In the wake of police-related killings that rocked the nation, five Memphis teachers talked about how they tackle difficult conversations about race all year long.

School closures made headlines again in Memphis — with more closings likely.

Closing schools has become an annual event as Tennessee’s largest district loses students and funding, and this year was no exception. The shuttering of Carver and Northside high schools brought the total number of district-run school closures to at least 21 since 2012. And more are likely. This month, Shelby County Schools is scheduled to release a facilities analysis that should set the stage for future closures. Superintendent Dorsey Hopson has said the district needs to shed as many as two dozen schools — and 27,000 seats — over the next four years. A Chalkbeat analysis identifies 25 schools at risk.

Exacerbating the challenges of shifting enrollment, families in Foote Homes scrambled to register their children for school as Memphis’ last public housing project prepared to close this month amid a delay in delivering housing vouchers to move elsewhere.

The new school year has officially begun, with the budget approved not a moment too soon for Shelby County Schools.
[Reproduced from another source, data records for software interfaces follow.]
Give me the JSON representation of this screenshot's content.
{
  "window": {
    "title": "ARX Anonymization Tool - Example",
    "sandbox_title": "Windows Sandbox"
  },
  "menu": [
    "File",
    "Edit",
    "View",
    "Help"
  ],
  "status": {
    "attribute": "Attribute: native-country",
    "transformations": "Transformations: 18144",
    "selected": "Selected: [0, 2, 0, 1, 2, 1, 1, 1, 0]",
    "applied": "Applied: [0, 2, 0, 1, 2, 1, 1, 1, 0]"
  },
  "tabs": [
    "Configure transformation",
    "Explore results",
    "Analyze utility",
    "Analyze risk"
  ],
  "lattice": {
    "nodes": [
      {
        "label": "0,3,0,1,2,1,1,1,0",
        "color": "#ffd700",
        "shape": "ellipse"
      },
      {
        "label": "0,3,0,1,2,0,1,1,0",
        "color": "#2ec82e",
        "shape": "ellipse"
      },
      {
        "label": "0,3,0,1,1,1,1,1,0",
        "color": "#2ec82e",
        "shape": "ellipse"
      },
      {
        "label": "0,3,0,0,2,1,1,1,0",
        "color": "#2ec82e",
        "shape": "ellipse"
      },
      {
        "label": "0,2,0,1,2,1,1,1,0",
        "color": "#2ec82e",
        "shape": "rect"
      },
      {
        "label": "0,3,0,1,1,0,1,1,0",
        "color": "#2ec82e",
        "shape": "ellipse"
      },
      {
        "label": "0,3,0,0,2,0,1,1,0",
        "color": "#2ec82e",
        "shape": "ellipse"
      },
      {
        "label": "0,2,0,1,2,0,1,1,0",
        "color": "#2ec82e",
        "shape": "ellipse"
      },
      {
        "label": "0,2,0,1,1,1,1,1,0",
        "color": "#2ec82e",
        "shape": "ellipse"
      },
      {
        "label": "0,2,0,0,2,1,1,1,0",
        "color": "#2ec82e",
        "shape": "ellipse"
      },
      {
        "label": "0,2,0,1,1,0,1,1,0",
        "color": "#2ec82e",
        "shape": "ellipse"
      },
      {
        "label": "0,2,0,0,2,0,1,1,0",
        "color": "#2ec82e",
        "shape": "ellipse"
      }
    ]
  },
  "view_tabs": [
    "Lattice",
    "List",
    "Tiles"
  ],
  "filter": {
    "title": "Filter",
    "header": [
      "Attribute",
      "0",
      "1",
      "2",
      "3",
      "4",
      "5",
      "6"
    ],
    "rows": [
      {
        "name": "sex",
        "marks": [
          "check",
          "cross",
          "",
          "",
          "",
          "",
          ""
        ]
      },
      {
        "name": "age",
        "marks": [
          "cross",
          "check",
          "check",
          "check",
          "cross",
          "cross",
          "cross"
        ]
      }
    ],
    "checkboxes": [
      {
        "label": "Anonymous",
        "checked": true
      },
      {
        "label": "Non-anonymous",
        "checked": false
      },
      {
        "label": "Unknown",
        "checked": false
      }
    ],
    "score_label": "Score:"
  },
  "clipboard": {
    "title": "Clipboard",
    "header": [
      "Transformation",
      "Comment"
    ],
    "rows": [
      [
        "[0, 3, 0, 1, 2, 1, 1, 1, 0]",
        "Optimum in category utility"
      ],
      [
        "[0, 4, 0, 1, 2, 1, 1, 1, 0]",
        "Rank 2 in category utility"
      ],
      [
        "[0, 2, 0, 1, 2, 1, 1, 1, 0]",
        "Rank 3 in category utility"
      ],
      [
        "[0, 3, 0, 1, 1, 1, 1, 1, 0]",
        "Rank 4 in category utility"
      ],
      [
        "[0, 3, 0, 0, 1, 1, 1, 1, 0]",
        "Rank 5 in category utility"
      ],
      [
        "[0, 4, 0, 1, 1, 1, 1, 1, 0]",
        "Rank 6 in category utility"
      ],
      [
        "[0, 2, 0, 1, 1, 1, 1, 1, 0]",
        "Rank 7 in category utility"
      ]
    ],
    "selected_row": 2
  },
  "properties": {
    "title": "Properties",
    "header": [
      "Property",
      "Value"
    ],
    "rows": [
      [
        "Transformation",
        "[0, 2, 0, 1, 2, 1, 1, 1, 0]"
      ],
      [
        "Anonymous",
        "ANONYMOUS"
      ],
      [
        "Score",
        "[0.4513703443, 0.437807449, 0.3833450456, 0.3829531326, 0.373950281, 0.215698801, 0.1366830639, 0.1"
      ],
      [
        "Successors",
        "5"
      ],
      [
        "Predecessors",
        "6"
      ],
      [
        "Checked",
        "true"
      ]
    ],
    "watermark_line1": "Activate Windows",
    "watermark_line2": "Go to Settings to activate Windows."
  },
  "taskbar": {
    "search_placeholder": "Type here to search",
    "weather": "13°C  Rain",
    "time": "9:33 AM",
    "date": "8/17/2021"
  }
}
District leaders that began the budget season facing an $86 million shortfall eventually convinced county commissioners to significantly increase local funding, while also pulling some money from the school system’s reserve funds. The result is a $959 million budget that gives most of the district’s teachers a 3 percent raise and restores funding for positions deemed critical for continued academic progress.

The district also unveiled its first annual report on its growing sector of charter schools.

With charter schools now firmly entrenched in Memphis’ educational landscape, a Shelby County Schools analysis shows a mixed bag of performance, while calling on traditional and charter schools to learn from each other and promising better ways to track quality.